Review: The Ghost and the Haunted Mansion by Alice Kimberly

Ghost and the Haunted Mansion, theThe Ghost and the Haunted Mansion
Alice Kimberly
Berkley, 304 pages
Get it from >>

I don’t know what the prices of homes for sale in Alice Kimberly’s fictional Quindicott, RI are like, but considering the number of murders in that town, I bet they’re falling. The most recent death occurs in the most recent – to date – novel in the Haunted Bookshop series, and involves an old woman who lives as a recluse being literally scared to death. Local mailmain Seymour Tarnish inherits the woman’s mansion – in the toniest part of town, of course – and that’s when the real hijinks begin.

Pen and her ghostly partner, private investigator Jack Shepard are back on the case of course, though their relationship is a bit cooler than it was in the previous novel. Maybe the author figured out she’d painted herself into a corner with these two, or maybe she merely wanted to focus on plot, but I like them better as a mismatched pair who fight crime, than lovers separated by death…mostly. Of course, some of that coolness may be due to the fact that one of the other characters can SEE and HEAR Jack.

Speaking of Jack, can you believe it’s taken me this long to figure out he’s got the same name as the ersatz leader of the LOSTaways? I wonder if that’s intentional, or mere coincidence – of course there is a spelling difference.

In any case, this was, as always, an enjoyable, entertaining read, if not exactly great literature.

My only complaint? There’s no more of this series…yet.

Mini-Review: The Ghost and the Dead Deb

Ghost and Dead Deb
The Ghost and the Dead Deb
by Alice Kimberly
Berkley, 272 Pages
Get it from Amazon >>

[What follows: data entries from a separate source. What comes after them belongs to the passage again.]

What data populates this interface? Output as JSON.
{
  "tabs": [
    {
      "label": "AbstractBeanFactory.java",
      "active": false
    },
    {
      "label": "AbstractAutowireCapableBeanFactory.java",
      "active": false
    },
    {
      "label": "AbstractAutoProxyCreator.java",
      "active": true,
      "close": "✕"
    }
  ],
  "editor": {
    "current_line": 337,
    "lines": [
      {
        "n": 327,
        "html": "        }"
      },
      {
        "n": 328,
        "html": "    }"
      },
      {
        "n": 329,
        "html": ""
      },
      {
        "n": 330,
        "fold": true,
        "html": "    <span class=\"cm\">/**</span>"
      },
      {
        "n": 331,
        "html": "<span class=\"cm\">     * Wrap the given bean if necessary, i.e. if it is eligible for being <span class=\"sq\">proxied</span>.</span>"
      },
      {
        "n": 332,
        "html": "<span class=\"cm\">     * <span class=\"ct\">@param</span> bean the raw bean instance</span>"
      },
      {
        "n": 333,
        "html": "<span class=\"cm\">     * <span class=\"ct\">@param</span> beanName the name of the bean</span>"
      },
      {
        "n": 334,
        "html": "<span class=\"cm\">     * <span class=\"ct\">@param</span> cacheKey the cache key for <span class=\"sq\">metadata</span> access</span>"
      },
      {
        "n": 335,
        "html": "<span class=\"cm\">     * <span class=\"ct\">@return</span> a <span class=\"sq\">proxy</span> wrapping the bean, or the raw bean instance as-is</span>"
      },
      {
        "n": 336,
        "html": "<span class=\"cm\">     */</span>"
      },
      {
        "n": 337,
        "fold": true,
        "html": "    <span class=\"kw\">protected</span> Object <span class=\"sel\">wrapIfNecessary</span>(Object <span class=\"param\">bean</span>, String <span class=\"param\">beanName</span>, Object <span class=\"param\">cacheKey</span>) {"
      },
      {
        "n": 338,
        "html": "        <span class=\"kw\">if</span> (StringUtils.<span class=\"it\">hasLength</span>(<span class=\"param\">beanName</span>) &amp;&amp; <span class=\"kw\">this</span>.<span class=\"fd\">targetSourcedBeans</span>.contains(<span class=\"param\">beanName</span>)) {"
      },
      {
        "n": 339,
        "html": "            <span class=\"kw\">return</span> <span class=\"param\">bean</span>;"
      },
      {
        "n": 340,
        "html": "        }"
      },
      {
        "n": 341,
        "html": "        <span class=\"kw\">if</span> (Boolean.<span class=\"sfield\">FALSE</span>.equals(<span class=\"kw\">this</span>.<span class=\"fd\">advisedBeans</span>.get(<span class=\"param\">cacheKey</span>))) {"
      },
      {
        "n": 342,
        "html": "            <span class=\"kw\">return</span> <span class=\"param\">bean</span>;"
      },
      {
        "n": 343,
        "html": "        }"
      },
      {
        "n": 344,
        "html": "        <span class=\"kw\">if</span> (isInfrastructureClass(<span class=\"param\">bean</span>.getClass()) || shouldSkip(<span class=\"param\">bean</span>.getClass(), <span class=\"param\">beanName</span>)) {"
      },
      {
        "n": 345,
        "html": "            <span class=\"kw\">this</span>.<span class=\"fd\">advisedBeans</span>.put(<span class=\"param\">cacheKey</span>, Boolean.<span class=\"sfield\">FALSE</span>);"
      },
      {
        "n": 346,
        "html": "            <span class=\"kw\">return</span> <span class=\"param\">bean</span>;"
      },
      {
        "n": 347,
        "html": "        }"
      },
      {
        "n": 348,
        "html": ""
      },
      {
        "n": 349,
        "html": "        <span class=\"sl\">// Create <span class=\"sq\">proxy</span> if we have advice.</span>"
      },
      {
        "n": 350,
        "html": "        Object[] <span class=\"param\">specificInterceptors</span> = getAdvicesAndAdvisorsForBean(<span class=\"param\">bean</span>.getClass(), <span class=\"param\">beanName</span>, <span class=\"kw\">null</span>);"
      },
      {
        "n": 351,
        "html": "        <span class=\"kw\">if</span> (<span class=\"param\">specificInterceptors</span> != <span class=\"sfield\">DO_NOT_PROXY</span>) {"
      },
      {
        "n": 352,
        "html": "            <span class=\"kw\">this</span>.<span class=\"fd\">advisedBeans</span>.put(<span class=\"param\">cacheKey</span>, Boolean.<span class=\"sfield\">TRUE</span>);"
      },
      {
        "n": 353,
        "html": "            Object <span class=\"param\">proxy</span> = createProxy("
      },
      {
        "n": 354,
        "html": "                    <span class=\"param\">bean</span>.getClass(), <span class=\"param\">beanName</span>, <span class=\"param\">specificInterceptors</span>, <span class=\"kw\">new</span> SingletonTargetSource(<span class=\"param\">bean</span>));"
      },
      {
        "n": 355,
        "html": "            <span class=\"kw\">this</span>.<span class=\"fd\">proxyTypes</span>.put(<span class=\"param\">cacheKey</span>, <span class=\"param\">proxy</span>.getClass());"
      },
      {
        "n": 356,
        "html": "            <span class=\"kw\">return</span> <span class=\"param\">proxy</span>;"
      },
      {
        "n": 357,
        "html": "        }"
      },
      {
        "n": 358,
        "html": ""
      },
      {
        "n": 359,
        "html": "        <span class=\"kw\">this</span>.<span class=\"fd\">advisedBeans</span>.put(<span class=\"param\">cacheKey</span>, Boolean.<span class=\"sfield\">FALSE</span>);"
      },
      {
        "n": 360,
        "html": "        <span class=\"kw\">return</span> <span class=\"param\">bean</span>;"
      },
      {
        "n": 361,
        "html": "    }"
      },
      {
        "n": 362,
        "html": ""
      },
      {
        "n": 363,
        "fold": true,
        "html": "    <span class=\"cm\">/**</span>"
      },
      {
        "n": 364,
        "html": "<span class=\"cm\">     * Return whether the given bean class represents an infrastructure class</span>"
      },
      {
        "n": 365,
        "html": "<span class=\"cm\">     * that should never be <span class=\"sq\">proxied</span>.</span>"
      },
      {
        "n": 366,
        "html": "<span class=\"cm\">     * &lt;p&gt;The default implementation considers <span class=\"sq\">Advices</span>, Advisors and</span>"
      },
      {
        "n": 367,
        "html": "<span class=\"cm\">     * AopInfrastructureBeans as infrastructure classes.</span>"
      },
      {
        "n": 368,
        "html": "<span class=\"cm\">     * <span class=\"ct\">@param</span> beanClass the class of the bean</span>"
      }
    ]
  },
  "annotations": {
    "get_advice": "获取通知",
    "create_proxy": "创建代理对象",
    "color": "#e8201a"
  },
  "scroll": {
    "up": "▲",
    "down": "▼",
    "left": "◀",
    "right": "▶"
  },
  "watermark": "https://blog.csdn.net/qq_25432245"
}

Reading about dead debutante’s is not exactly the way to lose weight fast. I mean, skinny rich girls, even when they’re corpses, are hardly good role models. Fortunately, I don’t read Alice Kimberly’s haunted bookshop novels for fitness inspiration, but to be entertained, and this book succeeded wildly in its humble mission.

In this, the third outing for Penelope McClure and the ghost of Jack Shepherd, we have drug abuse, fickle lovers, fashionistas, and, of course, a mystery of how one pretty rich girl became the latest in a pair of connected murders.

As always, while the mystery is enjoyable, the developing Jack/Pen relationship is why I read, and in this installment the friendship between ghost and bookseller continues to deepen.

Am I the only person wishing a haunted bookshop was in my neighborhood?

Review: The Ghost and the Dead Deb by Alice Kimberly

The Ghost and the Dead Deb
The Ghost and the Dead Deb
Author: Alice Kimberly
Paperback: 272 pages
Publisher: Berkley (September 6, 2005)
Language: English

Penelope “Pen” McClure, co-owner of the fictional “Buy the Book” in Quindicott, RI, should really consider investing in some sort of business insurance, because in this second installment of the Haunted Bookshop series, another visiting author is murdered.

Alice Kimberly once again weaves a charming romance/mystery pairing Pen with Jack Shepherd, the ghost of a noir private investigator, who himself was gunned down in the store decades before. In this book, we learn a bit more about Pen, and, in the related case from Jack’s memory, we also learn a bit more about Jack.

Young deb-turned-author Angel Stark could easily be ripped by any number of today’s tabloids, but the recurring characters are also as vivid as they were in the first novel – especially the group of business owners affectionately referred to as the Quibblers (which name, I confess, reminds me of another fictional mystery series, Lilian Jackson Braun’s The Cat Who…).

What really makes this book sing, however, is the developing relationship between Pen and Jack – they’re clearly friends now – which is heightened when Pen finds a way to take Jack with her (so to speak) when she leaves the store.

Goes well with hot tea and a warm quilt.

Review: The Ghost and Mrs. McClure by Alice Kimberly

The Ghost and Mrs. McClure
The Ghost and Mrs. McClure
by Alice Kimberly
Get it from Amazon >>

The Ghost and Mrs. McClureThe Ghost at Mrs. Muir and part homage to noir crime fiction, this book is a light mystery – nothing is terribly unpredictable, but the relationship between Jack and Pen makes it an interesting read, and keeps you coming back for more. Some of the best humor of the book comes from Jack’s reactions to modern technology – chat rooms on the internet are as cool to him as websites touting low cost health insurance would be to those looking for new policies.

I suspect future novels will see the Pen/Jack relationship deepening – as far as it’s possible when one half of the relationship is incorporeal, but that the basic premise will be maintained: He’s the ghost of a hard-boiled detective, she’s a widowed bookseller. Together, they fight crime.